Over the last ten years we have seen a greater focus on “Student Experience”; what this means is very personal to each student, whilst what we as providers/suppliers can do to make a difference is hard at best to say.

When working for Cornwall College, I recall visiting another college and on my return my manager asked what my first impressions were. I said that compared to our own the buildings were new, clean and shiny; the students wanted to be there and they dressed well to suit the surroundings. I was then asked what we could we to improve. Short of rebuilding the whole campus “not much” was my response. We must live within our means and look for other ways.

This became a bit of an obsession for me. One of my key responsibilities was timetabling and attendance; making sure the systems worked and coordinating policies and day to day management. How on earth could either of these do anything? Sure, I could help with pointers to poor attendance, group sizes dropping below what was viable and staff and room costings, but student experience?

Personally, I hate catchphrases like “think outside the box” and “blue sky thinking”, but that’s what it took.

First of all, I looked at the requests people had been making in terms of improvement. One that stood out was students being able to see their timetable. I had been putting this off as I didn’t think the accuracy was good enough. We had talked about pushing the timetable into Outlook, as a way of encouraging the students to use Outlook and maybe check their emails.

Yes, there was a system that could do that, but realistically the students wouldn’t use it. It was another thing to remember to do, and complex; open Outlook, login, ignore emails, go to Calendar view, see Timetable. Too many steps.

About that time I had been experimenting with a Calendar tool, and it struck me I could put together a web application which showed the students’ calendar; more than that, it could show rooms, groups and lots more. four hours later I had something, I put it on the Intranet and left for the day.

A few days later I was in a meeting and someone said something about viewing timetables. Before I could step in and say “Hey, I wrote this thing”, someone else said “Where have you been, there’s a tool for that on the Intranet, been there ages”. Three days to be exact!

Not only had I forgotten to tell anyone I had done something, I had also forgotten the accuracy problem. Later that day I saw some of the timetablers; they talked about my new tool, and that they had each had students come and see them to tell them what was wrong. They were happy, but above all else they wanted an accurate timetable.

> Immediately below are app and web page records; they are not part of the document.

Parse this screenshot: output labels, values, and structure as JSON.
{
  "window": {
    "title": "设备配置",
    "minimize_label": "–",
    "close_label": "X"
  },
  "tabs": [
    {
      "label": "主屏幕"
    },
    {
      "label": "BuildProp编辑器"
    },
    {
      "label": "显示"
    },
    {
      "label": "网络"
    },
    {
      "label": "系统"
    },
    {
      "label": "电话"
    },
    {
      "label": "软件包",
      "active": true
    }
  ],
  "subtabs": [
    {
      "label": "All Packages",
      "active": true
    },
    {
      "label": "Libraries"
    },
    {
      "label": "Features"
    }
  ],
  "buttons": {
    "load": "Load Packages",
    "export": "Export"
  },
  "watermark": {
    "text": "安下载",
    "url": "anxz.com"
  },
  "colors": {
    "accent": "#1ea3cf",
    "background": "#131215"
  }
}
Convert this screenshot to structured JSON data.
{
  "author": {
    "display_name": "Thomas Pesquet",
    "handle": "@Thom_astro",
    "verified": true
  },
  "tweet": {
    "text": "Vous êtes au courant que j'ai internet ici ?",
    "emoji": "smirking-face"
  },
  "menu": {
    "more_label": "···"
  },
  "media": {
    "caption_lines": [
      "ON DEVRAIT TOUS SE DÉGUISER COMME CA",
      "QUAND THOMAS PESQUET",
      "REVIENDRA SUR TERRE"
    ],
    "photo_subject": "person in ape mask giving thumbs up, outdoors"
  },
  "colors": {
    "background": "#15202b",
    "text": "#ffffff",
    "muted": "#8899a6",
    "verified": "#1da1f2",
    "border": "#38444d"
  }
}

Over the next few months one of my biggest problems, attendance tracking, took a turn for the better. For so long I had hammered on about the importance of taking registers, I had established that the timetable accuracy was the main problem; people won’t mark a register that’s for the wrong time and place, even if they know it’s the right register. The improvement in the timetable accuracy meant that people simply took the registers.

A year later my application was singled out as having a major impact on student experience. Wow!

I do a talk about register marks which can take anywhere from twenty minutes to six hours. I start with the simple question, “Why do we take registers?”; there are loads of answers, but never all the ones I can come up with. “Funding”, “Fire”, “Because we have to”, “So we know who’s there” … What about student experience? What about showing the student their attendance? Simple red and green boxes on a timetable have a very profound effect. For instance, a particular history shows us a student with that pattern of attendance on that course can lead to problems.

A simple example of the power of the timetable for student experience is this. We had a building which was falling apart. One of the timetablers took it upon herself to see if she could move all the classes from that building immediately without changing times, etc. Against all the odds she did it; they closed the building, resulting in happy students and cost savings galore.

As a Principal once told me, “Go back to your desk and think what can I do to change the student experience”. Each of us can make a difference; whether small or large, they all count.